[Records excerpted from a collection]
===============

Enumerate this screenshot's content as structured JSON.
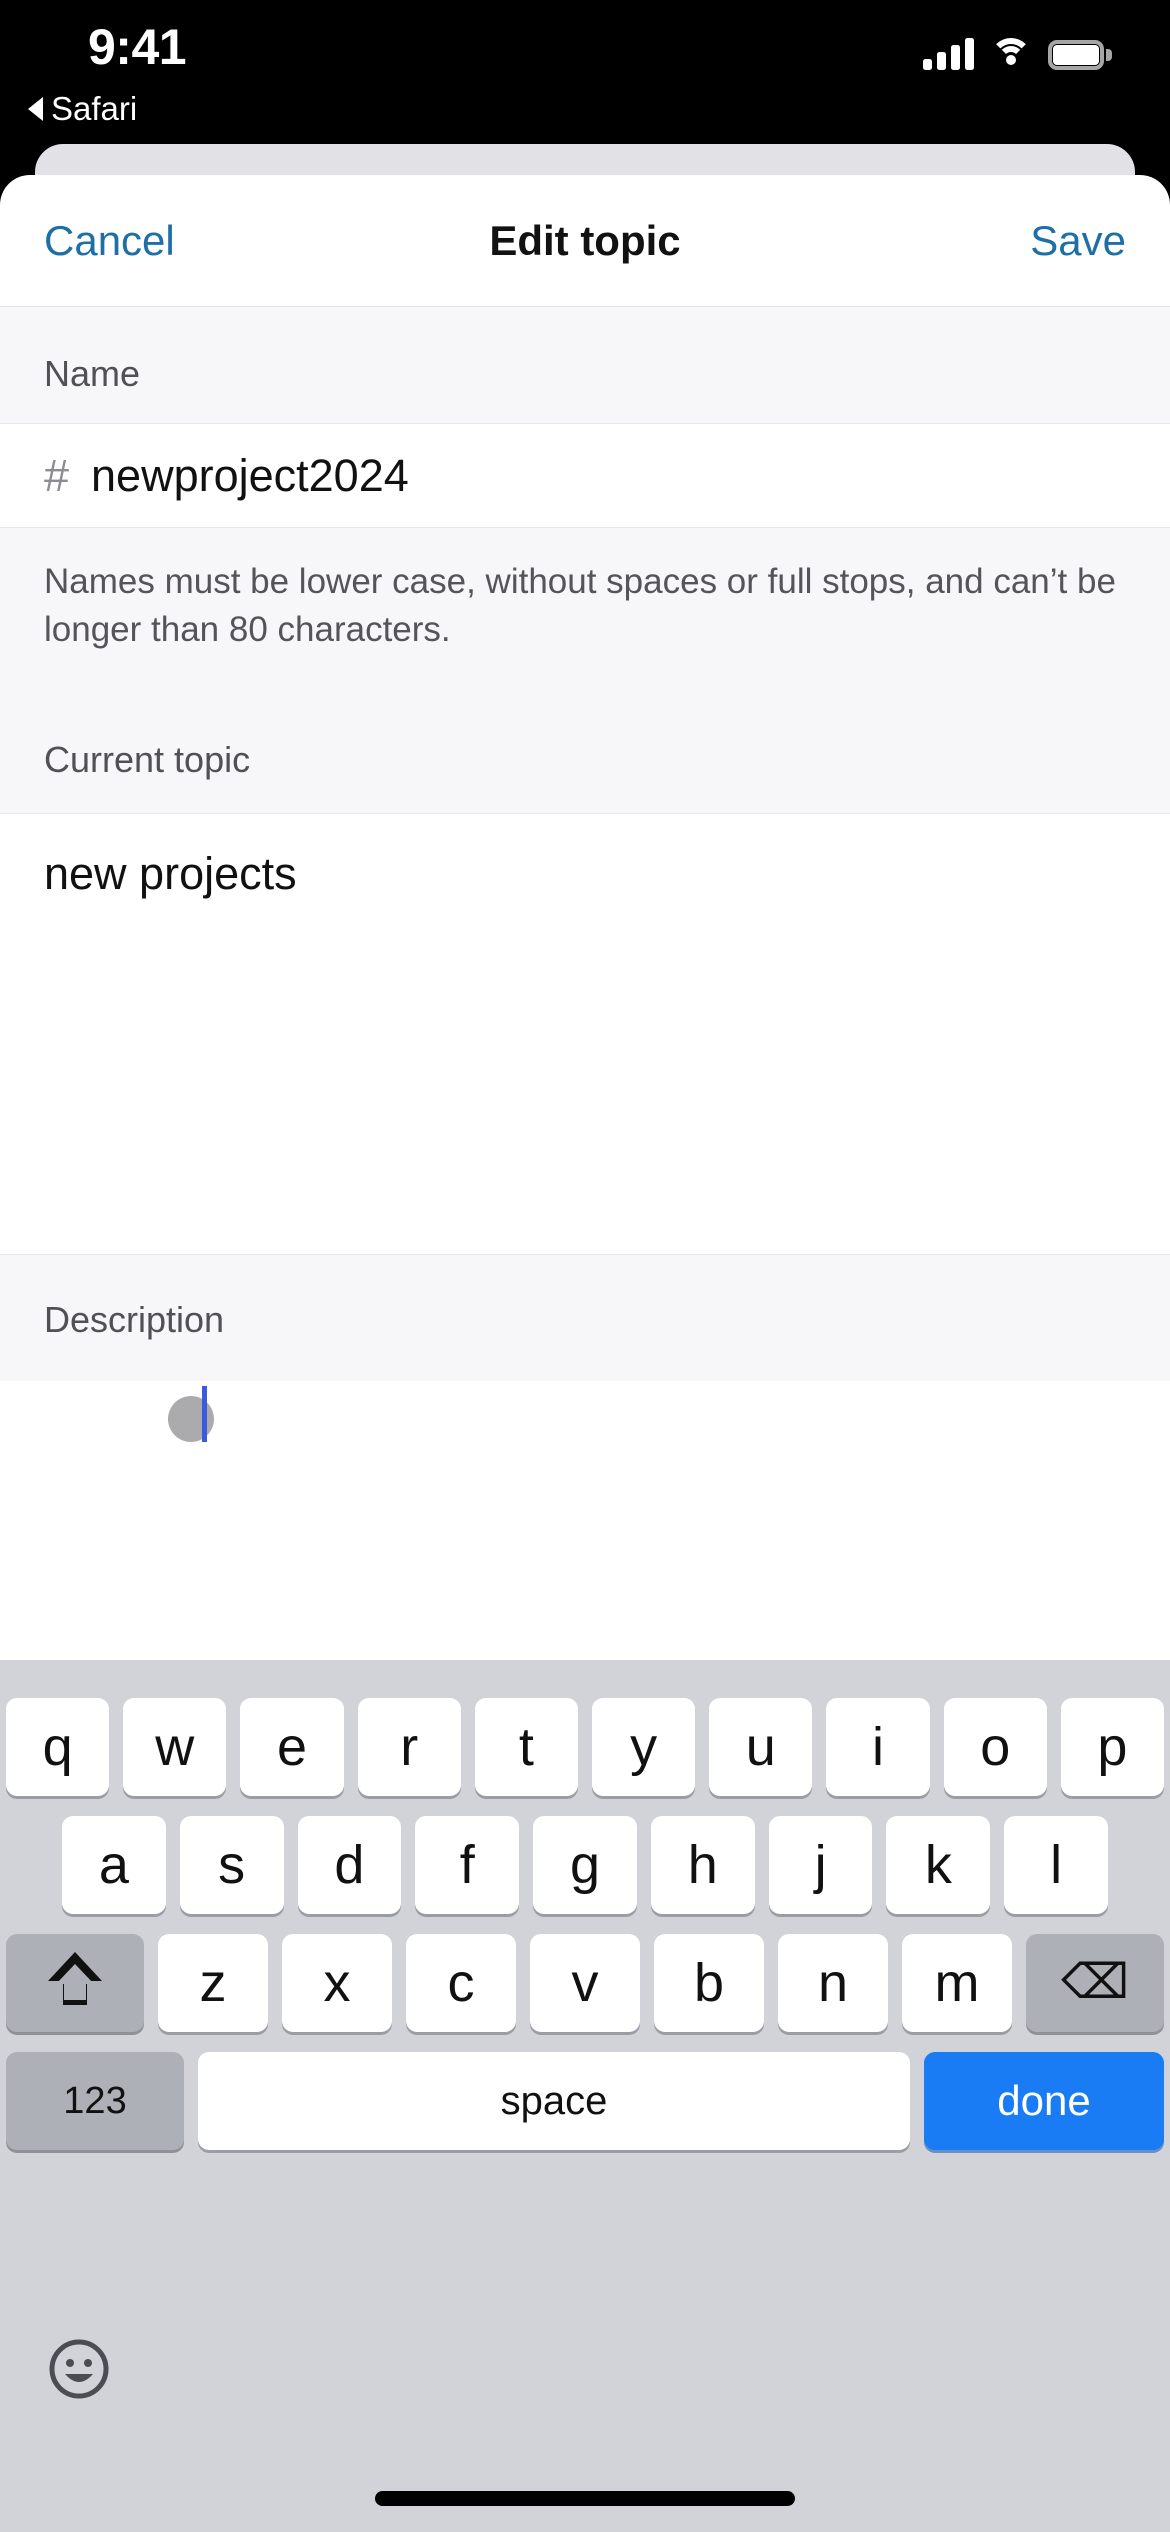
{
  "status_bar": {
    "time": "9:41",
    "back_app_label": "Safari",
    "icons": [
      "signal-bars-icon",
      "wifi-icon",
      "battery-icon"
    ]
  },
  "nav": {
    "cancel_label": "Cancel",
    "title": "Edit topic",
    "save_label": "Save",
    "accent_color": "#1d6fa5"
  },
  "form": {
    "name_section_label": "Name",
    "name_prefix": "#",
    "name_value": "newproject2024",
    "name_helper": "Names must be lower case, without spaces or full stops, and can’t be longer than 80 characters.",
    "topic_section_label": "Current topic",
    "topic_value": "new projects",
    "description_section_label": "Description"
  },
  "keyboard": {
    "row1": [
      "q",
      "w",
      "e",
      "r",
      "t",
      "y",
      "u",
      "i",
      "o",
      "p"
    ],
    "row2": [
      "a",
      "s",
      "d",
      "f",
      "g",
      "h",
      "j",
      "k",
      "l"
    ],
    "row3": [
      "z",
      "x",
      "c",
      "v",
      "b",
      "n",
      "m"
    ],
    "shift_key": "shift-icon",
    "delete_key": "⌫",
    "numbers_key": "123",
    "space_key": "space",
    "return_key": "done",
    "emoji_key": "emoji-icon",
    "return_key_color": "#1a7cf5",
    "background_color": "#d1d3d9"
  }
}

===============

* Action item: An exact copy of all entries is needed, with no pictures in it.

* Solution to the problem:
Enumerate this screenshot's content as structured JSON.
{
  "status_bar": {
    "time": "9:41",
    "back_app_label": "Safari",
    "icons": [
      "signal-bars-icon",
      "wifi-icon",
      "battery-icon"
    ]
  },
  "nav": {
    "cancel_label": "Cancel",
    "title": "Edit topic",
    "save_label": "Save",
    "accent_color": "#1d6fa5"
  },
  "form": {
    "name_section_label": "Name",
    "name_prefix": "#",
    "name_value": "newproject2024",
    "name_helper": "Names must be lower case, without spaces or full stops, and can’t be longer than 80 characters.",
    "topic_section_label": "Current topic",
    "topic_value": "new projects",
    "description_section_label": "Description"
  },
  "keyboard": {
    "row1": [
      "q",
      "w",
      "e",
      "r",
      "t",
      "y",
      "u",
      "i",
      "o",
      "p"
    ],
    "row2": [
      "a",
      "s",
      "d",
      "f",
      "g",
      "h",
      "j",
      "k",
      "l"
    ],
    "row3": [
      "z",
      "x",
      "c",
      "v",
      "b",
      "n",
      "m"
    ],
    "shift_key": "shift-icon",
    "delete_key": "⌫",
    "numbers_key": "123",
    "space_key": "space",
    "return_key": "done",
    "emoji_key": "emoji-icon",
    "return_key_color": "#1a7cf5",
    "background_color": "#d1d3d9"
  }
}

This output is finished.